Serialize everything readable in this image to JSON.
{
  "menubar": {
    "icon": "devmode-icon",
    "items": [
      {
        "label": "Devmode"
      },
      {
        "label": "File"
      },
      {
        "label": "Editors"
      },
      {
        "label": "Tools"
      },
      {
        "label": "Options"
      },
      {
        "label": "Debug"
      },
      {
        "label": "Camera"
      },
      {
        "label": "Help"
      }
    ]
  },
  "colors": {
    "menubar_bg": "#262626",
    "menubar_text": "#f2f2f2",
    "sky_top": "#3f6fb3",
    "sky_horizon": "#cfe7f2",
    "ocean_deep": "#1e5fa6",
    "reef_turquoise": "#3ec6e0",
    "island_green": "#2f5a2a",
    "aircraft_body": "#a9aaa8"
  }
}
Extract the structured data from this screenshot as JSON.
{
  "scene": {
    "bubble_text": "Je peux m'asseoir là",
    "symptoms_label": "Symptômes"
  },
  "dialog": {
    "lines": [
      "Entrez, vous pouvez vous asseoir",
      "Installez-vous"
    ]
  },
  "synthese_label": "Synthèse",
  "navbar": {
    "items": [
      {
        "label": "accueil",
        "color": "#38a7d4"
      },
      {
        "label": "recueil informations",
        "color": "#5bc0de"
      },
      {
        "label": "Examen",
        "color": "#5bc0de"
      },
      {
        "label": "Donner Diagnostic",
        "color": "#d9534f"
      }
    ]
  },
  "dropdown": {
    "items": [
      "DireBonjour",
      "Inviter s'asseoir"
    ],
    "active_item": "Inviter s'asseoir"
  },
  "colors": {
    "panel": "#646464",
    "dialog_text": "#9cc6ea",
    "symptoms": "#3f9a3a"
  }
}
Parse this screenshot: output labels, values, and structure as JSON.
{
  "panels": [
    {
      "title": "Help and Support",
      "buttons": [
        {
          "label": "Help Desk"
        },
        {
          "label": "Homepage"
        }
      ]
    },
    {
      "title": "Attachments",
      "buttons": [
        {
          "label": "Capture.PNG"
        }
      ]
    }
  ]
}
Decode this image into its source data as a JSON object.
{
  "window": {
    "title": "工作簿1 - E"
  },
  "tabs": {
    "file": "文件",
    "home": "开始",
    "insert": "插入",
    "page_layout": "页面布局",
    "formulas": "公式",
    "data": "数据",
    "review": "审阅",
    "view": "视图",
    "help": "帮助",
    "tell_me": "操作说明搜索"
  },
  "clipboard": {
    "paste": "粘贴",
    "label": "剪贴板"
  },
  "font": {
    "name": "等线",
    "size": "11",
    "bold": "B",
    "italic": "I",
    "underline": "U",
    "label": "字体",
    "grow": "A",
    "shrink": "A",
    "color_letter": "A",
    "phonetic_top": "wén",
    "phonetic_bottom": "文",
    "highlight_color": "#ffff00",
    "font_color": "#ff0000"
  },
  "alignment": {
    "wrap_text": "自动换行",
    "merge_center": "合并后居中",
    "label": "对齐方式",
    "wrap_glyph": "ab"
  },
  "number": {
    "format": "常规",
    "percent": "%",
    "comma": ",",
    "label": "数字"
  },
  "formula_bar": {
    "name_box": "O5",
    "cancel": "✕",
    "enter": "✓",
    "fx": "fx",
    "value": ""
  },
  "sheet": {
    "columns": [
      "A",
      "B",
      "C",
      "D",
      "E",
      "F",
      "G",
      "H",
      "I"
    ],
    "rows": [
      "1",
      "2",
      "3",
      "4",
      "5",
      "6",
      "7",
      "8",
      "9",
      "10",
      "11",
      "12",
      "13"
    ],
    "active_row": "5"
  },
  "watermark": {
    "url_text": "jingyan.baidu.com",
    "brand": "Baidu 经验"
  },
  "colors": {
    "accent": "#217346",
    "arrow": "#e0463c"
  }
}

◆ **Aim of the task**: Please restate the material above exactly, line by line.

◆ **Exercise solution**:
Serialize everything readable in this image to JSON.
{
  "menubar": {
    "icon": "devmode-icon",
    "items": [
      {
        "label": "Devmode"
      },
      {
        "label": "File"
      },
      {
        "label": "Editors"
      },
      {
        "label": "Tools"
      },
      {
        "label": "Options"
      },
      {
        "label": "Debug"
      },
      {
        "label": "Camera"
      },
      {
        "label": "Help"
      }
    ]
  },
  "colors": {
    "menubar_bg": "#262626",
    "menubar_text": "#f2f2f2",
    "sky_top": "#3f6fb3",
    "sky_horizon": "#cfe7f2",
    "ocean_deep": "#1e5fa6",
    "reef_turquoise": "#3ec6e0",
    "island_green": "#2f5a2a",
    "aircraft_body": "#a9aaa8"
  }
}
Extract the structured data from this screenshot as JSON.
{
  "scene": {
    "bubble_text": "Je peux m'asseoir là",
    "symptoms_label": "Symptômes"
  },
  "dialog": {
    "lines": [
      "Entrez, vous pouvez vous asseoir",
      "Installez-vous"
    ]
  },
  "synthese_label": "Synthèse",
  "navbar": {
    "items": [
      {
        "label": "accueil",
        "color": "#38a7d4"
      },
      {
        "label": "recueil informations",
        "color": "#5bc0de"
      },
      {
        "label": "Examen",
        "color": "#5bc0de"
      },
      {
        "label": "Donner Diagnostic",
        "color": "#d9534f"
      }
    ]
  },
  "dropdown": {
    "items": [
      "DireBonjour",
      "Inviter s'asseoir"
    ],
    "active_item": "Inviter s'asseoir"
  },
  "colors": {
    "panel": "#646464",
    "dialog_text": "#9cc6ea",
    "symptoms": "#3f9a3a"
  }
}
Parse this screenshot: output labels, values, and structure as JSON.
{
  "panels": [
    {
      "title": "Help and Support",
      "buttons": [
        {
          "label": "Help Desk"
        },
        {
          "label": "Homepage"
        }
      ]
    },
    {
      "title": "Attachments",
      "buttons": [
        {
          "label": "Capture.PNG"
        }
      ]
    }
  ]
}
Decode this image into its source data as a JSON object.
{
  "window": {
    "title": "工作簿1 - E"
  },
  "tabs": {
    "file": "文件",
    "home": "开始",
    "insert": "插入",
    "page_layout": "页面布局",
    "formulas": "公式",
    "data": "数据",
    "review": "审阅",
    "view": "视图",
    "help": "帮助",
    "tell_me": "操作说明搜索"
  },
  "clipboard": {
    "paste": "粘贴",
    "label": "剪贴板"
  },
  "font": {
    "name": "等线",
    "size": "11",
    "bold": "B",
    "italic": "I",
    "underline": "U",
    "label": "字体",
    "grow": "A",
    "shrink": "A",
    "color_letter": "A",
    "phonetic_top": "wén",
    "phonetic_bottom": "文",
    "highlight_color": "#ffff00",
    "font_color": "#ff0000"
  },
  "alignment": {
    "wrap_text": "自动换行",
    "merge_center": "合并后居中",
    "label": "对齐方式",
    "wrap_glyph": "ab"
  },
  "number": {
    "format": "常规",
    "percent": "%",
    "comma": ",",
    "label": "数字"
  },
  "formula_bar": {
    "name_box": "O5",
    "cancel": "✕",
    "enter": "✓",
    "fx": "fx",
    "value": ""
  },
  "sheet": {
    "columns": [
      "A",
      "B",
      "C",
      "D",
      "E",
      "F",
      "G",
      "H",
      "I"
    ],
    "rows": [
      "1",
      "2",
      "3",
      "4",
      "5",
      "6",
      "7",
      "8",
      "9",
      "10",
      "11",
      "12",
      "13"
    ],
    "active_row": "5"
  },
  "watermark": {
    "url_text": "jingyan.baidu.com",
    "brand": "Baidu 经验"
  },
  "colors": {
    "accent": "#217346",
    "arrow": "#e0463c"
  }
}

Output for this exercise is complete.